Destroying pigs that are not doing well or that are debilitated is a difficult recommendation to make. It gets into the heart of people's attitudes towards the animals they care for and demands special considerations involving farm management and staff. If farm policy is to destroy weak or debilitated pigs, it must be accompanied by clear guidelines.
To make the fostering process work effectively, it is essential that fostered pigs have colostrum. Little pigs with full tummies usually indicates that they have sucked. Where there is any doubt, artificial colostrum will help. Replacement milk formulas (e.g. SURVIVE) are helpful for pigs that have had colostrum but need additional milk.
These rules for fostering make it difficult to foster on small farms. The simplest approach is to not even bother if you can not foster within 24-48 hours of birth. It is better just to leave the pigs where they are and, as you are going past, top them up with artificial colostrum or milk replacer two or three times a day. If you have to foster to equalise pigs and teats, do it as early as you can. If you have to move big pigs, make sure they get colostrum and top them up with milk replacer as you move them. Give them a bit more over the next day or two to make sure they do not fall too far behind.
Weaning a litter off a good milking sow early and giving her a new foster litter to nurse can run the risk of keeping her longer in the system. It will reduce litters per sow a year, but it may not hurt too much because the next litter size will be larger because of a longer lactation length. Feeding levels for the foster mother must reflect the increased nutritional drain on her. She will need about 7 kg feed per day.
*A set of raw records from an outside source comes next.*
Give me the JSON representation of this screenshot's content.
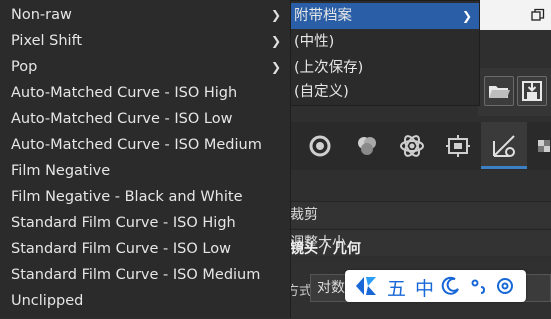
{
  "main_menu": {
    "items": [
      {
        "label": "Non-raw",
        "has_submenu": true
      },
      {
        "label": "Pixel Shift",
        "has_submenu": true
      },
      {
        "label": "Pop",
        "has_submenu": true
      },
      {
        "label": "Auto-Matched Curve - ISO High",
        "has_submenu": false
      },
      {
        "label": "Auto-Matched Curve - ISO Low",
        "has_submenu": false
      },
      {
        "label": "Auto-Matched Curve - ISO Medium",
        "has_submenu": false
      },
      {
        "label": "Film Negative",
        "has_submenu": false
      },
      {
        "label": "Film Negative - Black and White",
        "has_submenu": false
      },
      {
        "label": "Standard Film Curve - ISO High",
        "has_submenu": false
      },
      {
        "label": "Standard Film Curve - ISO Low",
        "has_submenu": false
      },
      {
        "label": "Standard Film Curve - ISO Medium",
        "has_submenu": false
      },
      {
        "label": "Unclipped",
        "has_submenu": false
      }
    ]
  },
  "submenu": {
    "items": [
      {
        "label": "附带档案",
        "active": true,
        "has_submenu": true
      },
      {
        "label": "(中性)",
        "active": false
      },
      {
        "label": "(上次保存)",
        "active": false
      },
      {
        "label": "(自定义)",
        "active": false
      }
    ]
  },
  "panel": {
    "rows": [
      {
        "label": "裁剪"
      },
      {
        "label": "调整大小"
      },
      {
        "label": "镜头 / 几何"
      }
    ],
    "select_label": "方式:",
    "select_value": "对数"
  },
  "toolbar": {
    "icons": [
      "open-folder-icon",
      "save-icon"
    ]
  },
  "tabs": {
    "icons": [
      "exposure-icon",
      "color-icon",
      "atom-icon",
      "raw-icon",
      "transform-icon",
      "checker-icon"
    ],
    "active_index": 4
  },
  "ime": {
    "chars": [
      "五",
      "中"
    ],
    "icons": [
      "moon-icon",
      "punctuation-icon",
      "settings-icon"
    ],
    "accent": "#1767d6"
  },
  "colors": {
    "menu_bg": "#2b2b2b",
    "highlight": "#2a5fa8",
    "text": "#e6e6e6"
  }
}
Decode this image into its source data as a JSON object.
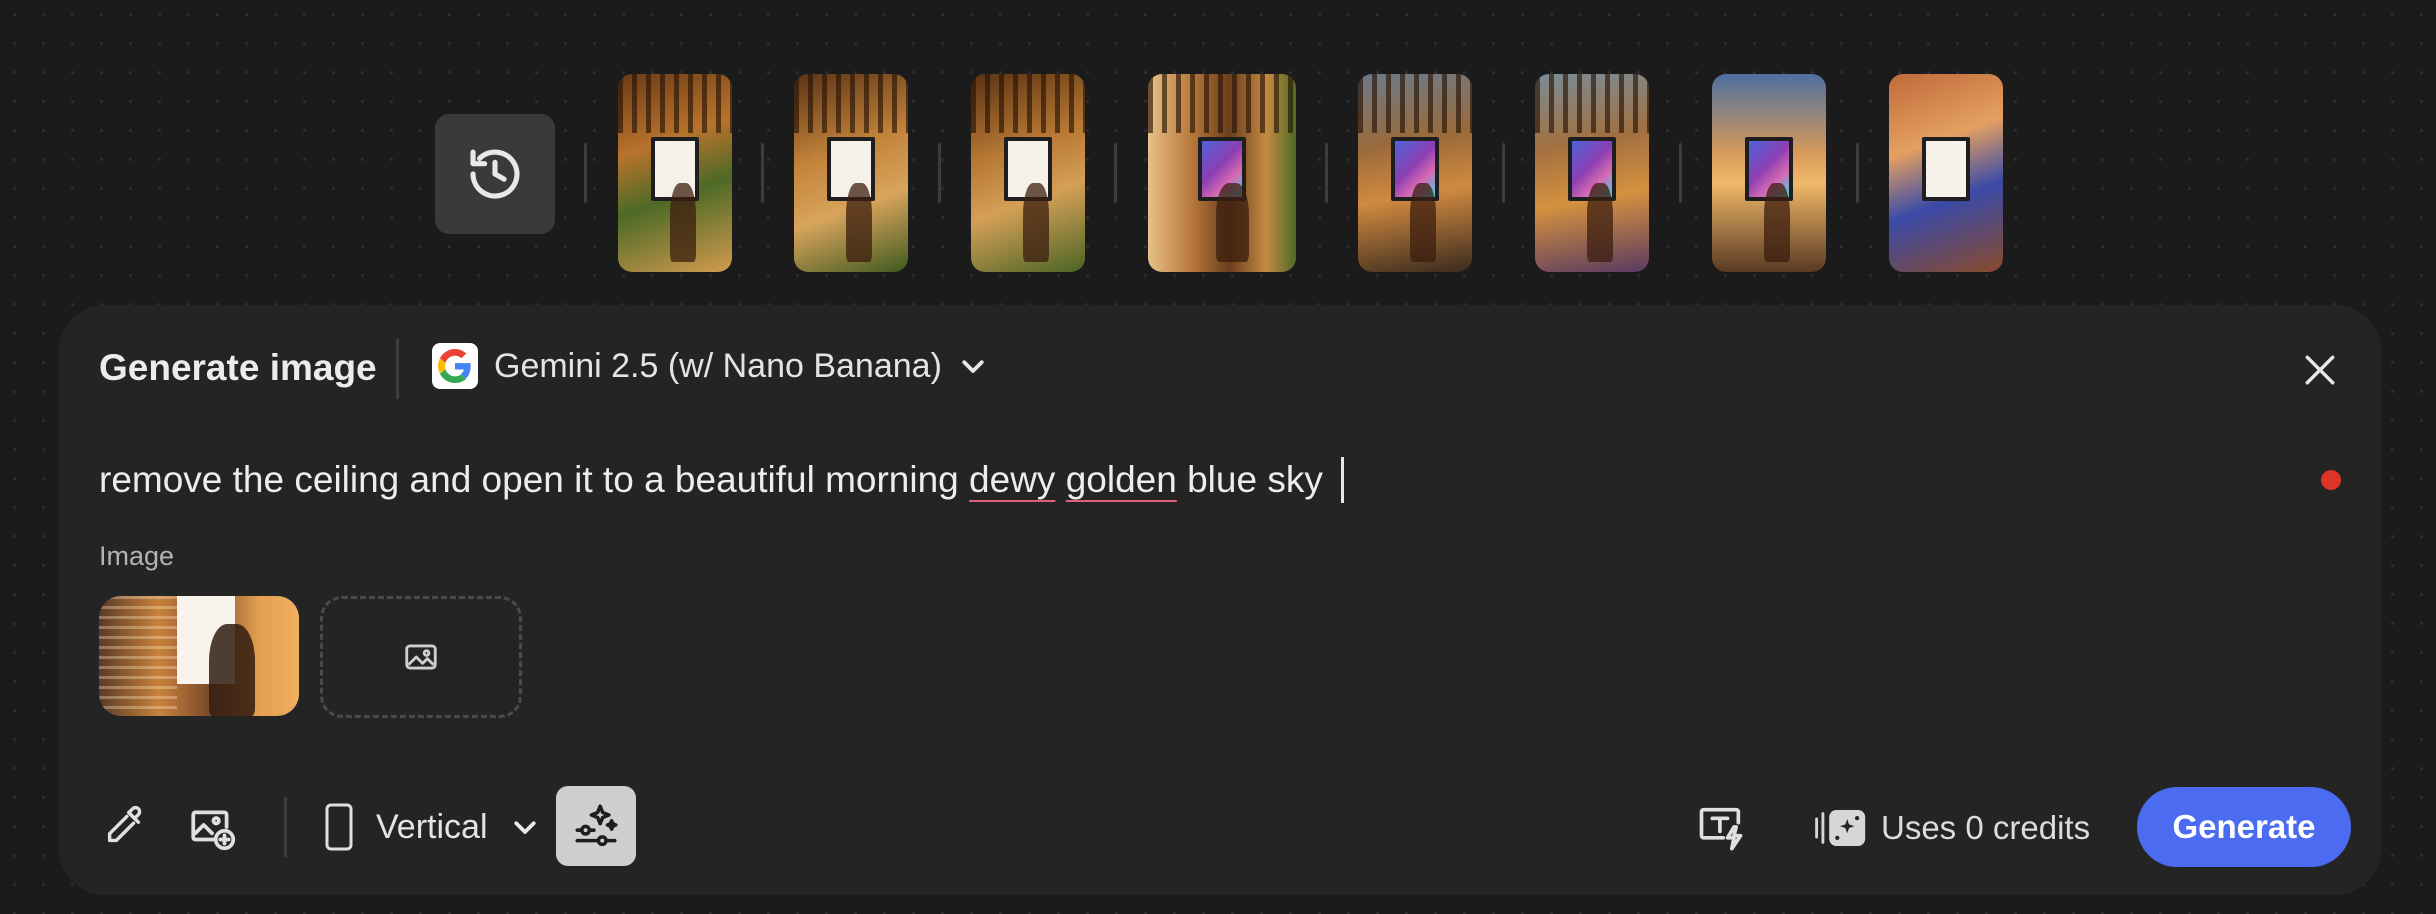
{
  "history": {
    "icon": "history-icon",
    "thumbnails": [
      {
        "sign": "blank"
      },
      {
        "sign": "blank"
      },
      {
        "sign": "blank"
      },
      {
        "sign": "art"
      },
      {
        "sign": "art"
      },
      {
        "sign": "art"
      },
      {
        "sign": "art"
      },
      {
        "sign": "blank"
      }
    ]
  },
  "panel": {
    "title": "Generate image",
    "model": {
      "name": "Gemini 2.5 (w/ Nano Banana)",
      "icon": "google-logo-icon"
    },
    "close_icon": "close-icon",
    "prompt": {
      "text_before": "remove the ceiling and open it to a beautiful morning",
      "misspelled_1": "dewy",
      "misspelled_2": "golden",
      "text_after": "blue sky"
    },
    "image_section": {
      "label": "Image"
    },
    "toolbar": {
      "aspect_ratio": "Vertical",
      "credits": "Uses 0 credits",
      "generate_label": "Generate"
    }
  },
  "colors": {
    "background": "#1b1b1b",
    "panel": "#242424",
    "accent": "#4b6cf0",
    "record_dot": "#e0342b"
  }
}
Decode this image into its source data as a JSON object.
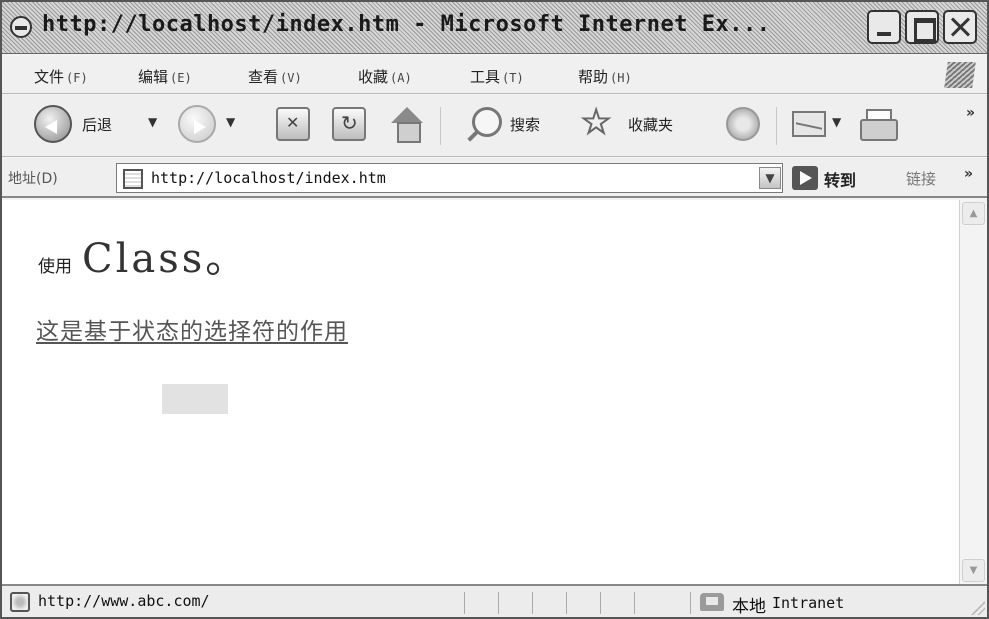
{
  "window": {
    "title": "http://localhost/index.htm - Microsoft Internet Ex..."
  },
  "menu": {
    "items": [
      {
        "label": "文件",
        "accel": "(F)"
      },
      {
        "label": "编辑",
        "accel": "(E)"
      },
      {
        "label": "查看",
        "accel": "(V)"
      },
      {
        "label": "收藏",
        "accel": "(A)"
      },
      {
        "label": "工具",
        "accel": "(T)"
      },
      {
        "label": "帮助",
        "accel": "(H)"
      }
    ]
  },
  "toolbar": {
    "back_label": "后退",
    "search_label": "搜索",
    "favorites_label": "收藏夹",
    "more": "»"
  },
  "address": {
    "label": "地址(D)",
    "url": "http://localhost/index.htm",
    "go_label": "转到",
    "links_label": "链接",
    "more": "»"
  },
  "content": {
    "heading_prefix": "使用",
    "heading_main": "Class。",
    "link_text": "这是基于状态的选择符的作用"
  },
  "status": {
    "url": "http://www.abc.com/",
    "zone_cn": "本地",
    "zone_en": "Intranet"
  },
  "icons": {
    "app": "ie-page-icon",
    "back": "back-arrow-icon",
    "forward": "forward-arrow-icon",
    "stop": "stop-icon",
    "refresh": "refresh-icon",
    "home": "home-icon",
    "search": "search-icon",
    "favorites": "favorites-star-icon",
    "media": "media-icon",
    "mail": "mail-icon",
    "print": "print-icon",
    "go": "go-arrow-icon"
  }
}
- Sow 4 is a good milker and will make a good foster mother. She's a young sow with relatively small teats. Wean her litter at about 10 days of age to a supplementary rearing unit.
- Sows 1, 2, 3 have good litters with some small pigs. Within the first 24 hours of life make sure the smallest pigs (shaded) get colostrum (by stomach tube if necessary).
- Move the smallest pigs to sow 4. If in doubt about whether they've sucked, top them up with 10 ml of colostrum or by stomach tube to make sure their energy reserves aren't depleted. If supplementary feeding is the only source of milk, give them 12 ml/kg/hour.
- Use careful judgement as to whether you move the largest pig from sow 3 to sow 1 to balance numbers. It's breaking the rules and the fostered pig will fall behind but, you might do it if you doubt the capacity of sow 3 to rear her litter.
- The supplementary rearing unit must be well heated, kept very clean and the pigs provided with a high-quality ration.